EXERCISE - The answer must be every line of the records in which the string "heading" appears.

DATA EXCERPTS -
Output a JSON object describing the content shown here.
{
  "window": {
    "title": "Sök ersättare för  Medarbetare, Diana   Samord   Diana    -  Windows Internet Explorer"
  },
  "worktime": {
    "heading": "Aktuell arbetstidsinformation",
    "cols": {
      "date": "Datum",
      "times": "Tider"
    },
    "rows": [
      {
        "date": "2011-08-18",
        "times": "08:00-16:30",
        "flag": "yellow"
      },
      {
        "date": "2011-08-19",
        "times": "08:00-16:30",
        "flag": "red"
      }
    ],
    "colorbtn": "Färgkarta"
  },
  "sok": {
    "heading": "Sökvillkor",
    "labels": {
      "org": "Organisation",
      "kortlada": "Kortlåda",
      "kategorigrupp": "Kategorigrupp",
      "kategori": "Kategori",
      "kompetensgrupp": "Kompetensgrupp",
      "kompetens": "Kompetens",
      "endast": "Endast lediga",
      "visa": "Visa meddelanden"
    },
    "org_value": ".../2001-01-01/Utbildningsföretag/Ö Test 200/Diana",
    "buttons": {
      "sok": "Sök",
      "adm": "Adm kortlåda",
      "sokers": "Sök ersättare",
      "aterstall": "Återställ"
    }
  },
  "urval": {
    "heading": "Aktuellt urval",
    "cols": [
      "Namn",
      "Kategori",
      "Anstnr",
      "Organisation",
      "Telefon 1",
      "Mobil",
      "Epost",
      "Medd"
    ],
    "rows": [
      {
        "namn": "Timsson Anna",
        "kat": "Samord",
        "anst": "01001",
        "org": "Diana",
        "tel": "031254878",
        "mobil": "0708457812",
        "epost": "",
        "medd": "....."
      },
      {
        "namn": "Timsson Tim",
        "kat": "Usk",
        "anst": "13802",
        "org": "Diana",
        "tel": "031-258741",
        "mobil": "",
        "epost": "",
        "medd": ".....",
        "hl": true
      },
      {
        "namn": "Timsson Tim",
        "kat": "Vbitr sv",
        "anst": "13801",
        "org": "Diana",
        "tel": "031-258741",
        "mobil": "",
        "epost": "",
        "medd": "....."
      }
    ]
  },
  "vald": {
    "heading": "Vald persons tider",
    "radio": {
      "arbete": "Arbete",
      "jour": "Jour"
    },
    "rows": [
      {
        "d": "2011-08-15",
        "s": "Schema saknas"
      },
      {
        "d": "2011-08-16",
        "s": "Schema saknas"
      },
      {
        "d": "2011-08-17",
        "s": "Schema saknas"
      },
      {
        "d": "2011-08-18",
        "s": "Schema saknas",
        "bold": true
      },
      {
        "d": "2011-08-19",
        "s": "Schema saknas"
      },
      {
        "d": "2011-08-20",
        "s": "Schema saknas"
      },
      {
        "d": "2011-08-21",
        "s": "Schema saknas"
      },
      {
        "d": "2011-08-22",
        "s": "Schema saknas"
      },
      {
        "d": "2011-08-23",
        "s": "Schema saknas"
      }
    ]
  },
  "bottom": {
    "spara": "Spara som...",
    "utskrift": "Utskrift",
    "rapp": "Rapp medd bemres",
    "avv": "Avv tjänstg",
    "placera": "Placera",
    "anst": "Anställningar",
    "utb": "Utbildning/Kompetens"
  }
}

WRITTEN RESPONSE -
    "heading": "Aktuell arbetstidsinformation",
    "heading": "Sökvillkor",
    "heading": "Aktuellt urval",
    "heading": "Vald persons tider",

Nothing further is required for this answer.